Below is the official statement from the U.S. Secretary of State:
Hillary Rodham Clinton
Secretary of State
On April 25, the United States will join the global community in observing World Malaria Day. We have made progress on prevention and control since the first World Malaria Day in 2007, but there is much more to do to stop the spread of this preventable and curable disease.
Malaria is one of the greatest threats to the health of nearly half the world’s population. It is the fifth leading cause of death from infectious diseases worldwide and the second leading cause of death in Africa, after HIV/AIDS. The most vulnerable among us — children, pregnant women, and people living with HIV/AIDS — are the hardest hit by malaria.
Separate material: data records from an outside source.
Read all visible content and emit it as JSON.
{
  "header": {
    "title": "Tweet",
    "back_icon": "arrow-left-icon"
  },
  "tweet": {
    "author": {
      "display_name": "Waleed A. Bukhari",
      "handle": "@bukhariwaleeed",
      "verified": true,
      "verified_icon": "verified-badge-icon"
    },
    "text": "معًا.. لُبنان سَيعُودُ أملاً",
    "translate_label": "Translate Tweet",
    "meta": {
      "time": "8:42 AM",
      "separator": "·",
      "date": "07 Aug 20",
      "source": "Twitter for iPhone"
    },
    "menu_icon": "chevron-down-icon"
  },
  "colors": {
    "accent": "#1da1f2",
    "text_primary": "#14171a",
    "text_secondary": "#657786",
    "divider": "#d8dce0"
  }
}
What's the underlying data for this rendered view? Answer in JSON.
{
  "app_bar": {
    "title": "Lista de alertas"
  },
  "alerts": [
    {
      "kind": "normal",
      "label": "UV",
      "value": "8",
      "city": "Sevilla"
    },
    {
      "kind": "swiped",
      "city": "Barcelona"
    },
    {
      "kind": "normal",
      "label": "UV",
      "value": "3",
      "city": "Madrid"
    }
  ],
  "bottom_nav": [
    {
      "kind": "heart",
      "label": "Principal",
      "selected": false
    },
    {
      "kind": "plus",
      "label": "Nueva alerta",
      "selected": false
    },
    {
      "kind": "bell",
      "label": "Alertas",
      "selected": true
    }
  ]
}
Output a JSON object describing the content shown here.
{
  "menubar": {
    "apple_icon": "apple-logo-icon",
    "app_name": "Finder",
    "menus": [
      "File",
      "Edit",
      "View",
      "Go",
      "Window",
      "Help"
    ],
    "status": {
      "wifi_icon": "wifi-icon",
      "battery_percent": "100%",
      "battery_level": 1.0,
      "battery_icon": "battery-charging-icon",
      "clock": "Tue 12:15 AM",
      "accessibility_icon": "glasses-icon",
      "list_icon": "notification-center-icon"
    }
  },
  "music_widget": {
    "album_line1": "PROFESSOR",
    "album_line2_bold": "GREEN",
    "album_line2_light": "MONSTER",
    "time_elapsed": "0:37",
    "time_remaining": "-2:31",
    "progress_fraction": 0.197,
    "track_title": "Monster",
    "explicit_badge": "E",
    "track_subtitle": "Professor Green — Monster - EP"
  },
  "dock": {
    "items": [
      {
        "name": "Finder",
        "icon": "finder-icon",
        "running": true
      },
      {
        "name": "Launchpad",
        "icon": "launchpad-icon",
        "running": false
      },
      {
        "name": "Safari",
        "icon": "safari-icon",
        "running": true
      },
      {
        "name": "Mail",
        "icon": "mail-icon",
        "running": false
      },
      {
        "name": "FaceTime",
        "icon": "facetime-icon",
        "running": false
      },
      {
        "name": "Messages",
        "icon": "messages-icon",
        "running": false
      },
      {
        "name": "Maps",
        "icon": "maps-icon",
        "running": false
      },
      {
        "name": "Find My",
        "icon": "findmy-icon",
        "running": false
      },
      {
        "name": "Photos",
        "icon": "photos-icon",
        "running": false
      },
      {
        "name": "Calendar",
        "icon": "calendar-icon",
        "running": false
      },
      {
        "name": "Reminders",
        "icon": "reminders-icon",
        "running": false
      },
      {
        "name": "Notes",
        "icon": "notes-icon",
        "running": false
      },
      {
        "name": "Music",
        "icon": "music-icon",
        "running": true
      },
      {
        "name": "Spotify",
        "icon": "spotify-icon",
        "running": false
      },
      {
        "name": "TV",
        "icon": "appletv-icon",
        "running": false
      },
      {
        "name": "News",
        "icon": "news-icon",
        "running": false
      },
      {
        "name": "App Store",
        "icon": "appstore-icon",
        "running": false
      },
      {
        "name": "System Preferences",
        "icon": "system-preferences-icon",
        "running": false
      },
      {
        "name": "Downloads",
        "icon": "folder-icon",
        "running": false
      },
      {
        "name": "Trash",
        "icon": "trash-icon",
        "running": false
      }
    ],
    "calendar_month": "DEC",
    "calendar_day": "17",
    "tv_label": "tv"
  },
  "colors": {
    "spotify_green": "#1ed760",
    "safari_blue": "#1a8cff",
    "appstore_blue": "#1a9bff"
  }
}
The United States is committed to reducing the threat of malaria worldwide through the President's Malaria Initiative (PMI), led by the U.S. Agency for International Development (USAID) and implemented with the Centers for Disease Control and Prevention (CDC). The Global Health Initiative will help coordinate PMI efforts with broader health goals of both the U.S. government and our in-country partners.
On Thursday, USAID Administrator Rajiv Shah, the President’s Malaria Initiative Coordinator Rear Admiral Tim Ziemer, and CDC Director Thomas R. Frieden released our new six-year strategy to combat malaria. By 2014, our goal is to cut malaria illnesses and deaths by 50 percent in most affected countries of sub-Saharan Africa. We are also working to curtail the spread of drug resistant disease in Southeast Asia and the Americas.
On this World Malaria Day, I reaffirm our commitment to the goal of ridding the world of this disease once and for all.
If you're reading this blog post, chances are you're used to spending more on a light lunch than what a life-saving mosquito net costs. While there are many charitable efforts worthy of your contributions, the reality is that without health, a person is literally unable to participate in an education--the ultimate path to opportunities integral to escaping poverty. For this reason alone, health is the ultimate launching pad that desperately needs more of our attention. From 2004 through 2009, the global community has increased international malaria funding ten-fold, with a five-fold increase in global production of insecticide-treated nets to 150 million. Please join the international community in our continued efforts toward the eradication of this disease:
Cumulative action from every able individual around the world is the ultimate way to prevent the spread of this disease. Many thanks from BoC to the global community!